Search the entries below. Return every line that has "Financial" in it.

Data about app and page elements
........

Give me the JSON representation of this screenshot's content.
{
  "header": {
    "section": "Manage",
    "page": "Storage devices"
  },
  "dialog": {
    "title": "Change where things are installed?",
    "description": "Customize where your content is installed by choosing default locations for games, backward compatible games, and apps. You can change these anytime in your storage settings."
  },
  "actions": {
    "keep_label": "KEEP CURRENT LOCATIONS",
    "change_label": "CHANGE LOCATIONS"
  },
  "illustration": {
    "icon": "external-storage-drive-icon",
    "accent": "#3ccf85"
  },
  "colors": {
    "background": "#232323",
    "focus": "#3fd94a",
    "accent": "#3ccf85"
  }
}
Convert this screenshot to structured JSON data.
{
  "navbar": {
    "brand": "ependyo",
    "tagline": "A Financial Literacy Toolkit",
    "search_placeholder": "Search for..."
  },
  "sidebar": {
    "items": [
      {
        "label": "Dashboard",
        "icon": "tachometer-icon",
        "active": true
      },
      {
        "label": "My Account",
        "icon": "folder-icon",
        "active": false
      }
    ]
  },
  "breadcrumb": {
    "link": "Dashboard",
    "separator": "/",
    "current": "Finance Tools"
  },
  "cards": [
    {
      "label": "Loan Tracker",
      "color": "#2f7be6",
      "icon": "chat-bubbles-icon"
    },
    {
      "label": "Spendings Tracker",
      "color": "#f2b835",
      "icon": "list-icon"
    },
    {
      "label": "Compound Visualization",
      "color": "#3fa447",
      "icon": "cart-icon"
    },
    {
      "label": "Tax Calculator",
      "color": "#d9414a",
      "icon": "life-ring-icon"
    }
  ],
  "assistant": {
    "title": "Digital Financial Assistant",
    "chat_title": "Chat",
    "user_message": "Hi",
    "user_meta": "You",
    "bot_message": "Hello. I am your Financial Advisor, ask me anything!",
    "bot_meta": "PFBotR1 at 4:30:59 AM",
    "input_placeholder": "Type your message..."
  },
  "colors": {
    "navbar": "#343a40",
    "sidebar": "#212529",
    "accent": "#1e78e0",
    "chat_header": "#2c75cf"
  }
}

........

Response box
    "tagline": "A Financial Literacy Toolkit",
    "title": "Digital Financial Assistant",
    "bot_message": "Hello. I am your Financial Advisor, ask me anything!",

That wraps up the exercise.